— AIM OF THE TASK —
Type out the data again. Keep every line exactly the same.

======== EXERCISE INPUT

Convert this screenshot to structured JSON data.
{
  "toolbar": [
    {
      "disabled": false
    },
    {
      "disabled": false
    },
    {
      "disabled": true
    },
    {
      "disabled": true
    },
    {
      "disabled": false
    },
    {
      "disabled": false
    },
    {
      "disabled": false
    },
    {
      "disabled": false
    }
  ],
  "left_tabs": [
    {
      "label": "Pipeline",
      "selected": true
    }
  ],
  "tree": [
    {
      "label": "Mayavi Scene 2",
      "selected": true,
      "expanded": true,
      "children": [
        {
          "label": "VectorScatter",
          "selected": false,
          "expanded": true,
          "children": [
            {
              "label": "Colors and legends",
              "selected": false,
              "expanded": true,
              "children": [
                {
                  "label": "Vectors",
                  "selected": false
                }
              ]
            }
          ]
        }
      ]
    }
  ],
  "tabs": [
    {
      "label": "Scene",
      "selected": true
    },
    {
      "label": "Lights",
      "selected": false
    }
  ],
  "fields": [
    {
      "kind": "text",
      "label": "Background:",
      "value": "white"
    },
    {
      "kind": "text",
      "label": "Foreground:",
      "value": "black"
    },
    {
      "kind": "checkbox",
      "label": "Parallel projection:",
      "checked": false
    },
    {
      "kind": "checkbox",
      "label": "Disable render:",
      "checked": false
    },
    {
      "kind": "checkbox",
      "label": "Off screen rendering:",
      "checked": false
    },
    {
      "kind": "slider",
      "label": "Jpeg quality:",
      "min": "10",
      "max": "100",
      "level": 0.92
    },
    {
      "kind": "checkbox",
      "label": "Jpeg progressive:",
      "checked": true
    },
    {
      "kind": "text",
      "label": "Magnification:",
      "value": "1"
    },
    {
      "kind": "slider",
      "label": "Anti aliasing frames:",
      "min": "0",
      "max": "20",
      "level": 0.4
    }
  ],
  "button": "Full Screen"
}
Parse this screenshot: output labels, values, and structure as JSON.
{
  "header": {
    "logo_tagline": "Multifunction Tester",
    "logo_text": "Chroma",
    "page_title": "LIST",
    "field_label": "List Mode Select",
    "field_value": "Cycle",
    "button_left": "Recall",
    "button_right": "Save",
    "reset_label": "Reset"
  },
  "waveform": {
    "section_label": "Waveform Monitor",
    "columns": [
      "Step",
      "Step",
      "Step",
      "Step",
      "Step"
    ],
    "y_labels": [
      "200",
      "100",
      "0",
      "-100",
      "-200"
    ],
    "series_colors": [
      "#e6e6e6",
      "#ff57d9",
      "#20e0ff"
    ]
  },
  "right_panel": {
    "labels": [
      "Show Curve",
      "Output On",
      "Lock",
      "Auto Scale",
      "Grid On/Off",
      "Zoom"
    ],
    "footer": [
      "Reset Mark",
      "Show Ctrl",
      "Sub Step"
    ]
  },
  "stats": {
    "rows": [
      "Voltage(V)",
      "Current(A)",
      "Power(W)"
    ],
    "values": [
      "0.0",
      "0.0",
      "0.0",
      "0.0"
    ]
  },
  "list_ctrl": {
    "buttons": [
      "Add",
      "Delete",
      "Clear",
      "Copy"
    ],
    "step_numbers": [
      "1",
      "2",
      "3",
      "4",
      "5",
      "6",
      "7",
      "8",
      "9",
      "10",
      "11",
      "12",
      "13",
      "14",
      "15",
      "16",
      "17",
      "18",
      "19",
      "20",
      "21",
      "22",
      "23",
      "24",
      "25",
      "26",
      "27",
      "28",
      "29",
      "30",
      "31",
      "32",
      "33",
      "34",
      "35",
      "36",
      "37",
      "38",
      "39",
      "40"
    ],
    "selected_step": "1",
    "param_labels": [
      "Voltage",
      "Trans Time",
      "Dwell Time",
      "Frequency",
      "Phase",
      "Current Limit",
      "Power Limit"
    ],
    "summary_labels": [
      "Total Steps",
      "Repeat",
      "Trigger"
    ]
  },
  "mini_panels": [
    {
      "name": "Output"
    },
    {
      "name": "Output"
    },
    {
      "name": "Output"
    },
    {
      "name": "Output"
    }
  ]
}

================

— COMPLETED TASK —
Convert this screenshot to structured JSON data.
{
  "toolbar": [
    {
      "disabled": false
    },
    {
      "disabled": false
    },
    {
      "disabled": true
    },
    {
      "disabled": true
    },
    {
      "disabled": false
    },
    {
      "disabled": false
    },
    {
      "disabled": false
    },
    {
      "disabled": false
    }
  ],
  "left_tabs": [
    {
      "label": "Pipeline",
      "selected": true
    }
  ],
  "tree": [
    {
      "label": "Mayavi Scene 2",
      "selected": true,
      "expanded": true,
      "children": [
        {
          "label": "VectorScatter",
          "selected": false,
          "expanded": true,
          "children": [
            {
              "label": "Colors and legends",
              "selected": false,
              "expanded": true,
              "children": [
                {
                  "label": "Vectors",
                  "selected": false
                }
              ]
            }
          ]
        }
      ]
    }
  ],
  "tabs": [
    {
      "label": "Scene",
      "selected": true
    },
    {
      "label": "Lights",
      "selected": false
    }
  ],
  "fields": [
    {
      "kind": "text",
      "label": "Background:",
      "value": "white"
    },
    {
      "kind": "text",
      "label": "Foreground:",
      "value": "black"
    },
    {
      "kind": "checkbox",
      "label": "Parallel projection:",
      "checked": false
    },
    {
      "kind": "checkbox",
      "label": "Disable render:",
      "checked": false
    },
    {
      "kind": "checkbox",
      "label": "Off screen rendering:",
      "checked": false
    },
    {
      "kind": "slider",
      "label": "Jpeg quality:",
      "min": "10",
      "max": "100",
      "level": 0.92
    },
    {
      "kind": "checkbox",
      "label": "Jpeg progressive:",
      "checked": true
    },
    {
      "kind": "text",
      "label": "Magnification:",
      "value": "1"
    },
    {
      "kind": "slider",
      "label": "Anti aliasing frames:",
      "min": "0",
      "max": "20",
      "level": 0.4
    }
  ],
  "button": "Full Screen"
}
Parse this screenshot: output labels, values, and structure as JSON.
{
  "header": {
    "logo_tagline": "Multifunction Tester",
    "logo_text": "Chroma",
    "page_title": "LIST",
    "field_label": "List Mode Select",
    "field_value": "Cycle",
    "button_left": "Recall",
    "button_right": "Save",
    "reset_label": "Reset"
  },
  "waveform": {
    "section_label": "Waveform Monitor",
    "columns": [
      "Step",
      "Step",
      "Step",
      "Step",
      "Step"
    ],
    "y_labels": [
      "200",
      "100",
      "0",
      "-100",
      "-200"
    ],
    "series_colors": [
      "#e6e6e6",
      "#ff57d9",
      "#20e0ff"
    ]
  },
  "right_panel": {
    "labels": [
      "Show Curve",
      "Output On",
      "Lock",
      "Auto Scale",
      "Grid On/Off",
      "Zoom"
    ],
    "footer": [
      "Reset Mark",
      "Show Ctrl",
      "Sub Step"
    ]
  },
  "stats": {
    "rows": [
      "Voltage(V)",
      "Current(A)",
      "Power(W)"
    ],
    "values": [
      "0.0",
      "0.0",
      "0.0",
      "0.0"
    ]
  },
  "list_ctrl": {
    "buttons": [
      "Add",
      "Delete",
      "Clear",
      "Copy"
    ],
    "step_numbers": [
      "1",
      "2",
      "3",
      "4",
      "5",
      "6",
      "7",
      "8",
      "9",
      "10",
      "11",
      "12",
      "13",
      "14",
      "15",
      "16",
      "17",
      "18",
      "19",
      "20",
      "21",
      "22",
      "23",
      "24",
      "25",
      "26",
      "27",
      "28",
      "29",
      "30",
      "31",
      "32",
      "33",
      "34",
      "35",
      "36",
      "37",
      "38",
      "39",
      "40"
    ],
    "selected_step": "1",
    "param_labels": [
      "Voltage",
      "Trans Time",
      "Dwell Time",
      "Frequency",
      "Phase",
      "Current Limit",
      "Power Limit"
    ],
    "summary_labels": [
      "Total Steps",
      "Repeat",
      "Trigger"
    ]
  },
  "mini_panels": [
    {
      "name": "Output"
    },
    {
      "name": "Output"
    },
    {
      "name": "Output"
    },
    {
      "name": "Output"
    }
  ]
}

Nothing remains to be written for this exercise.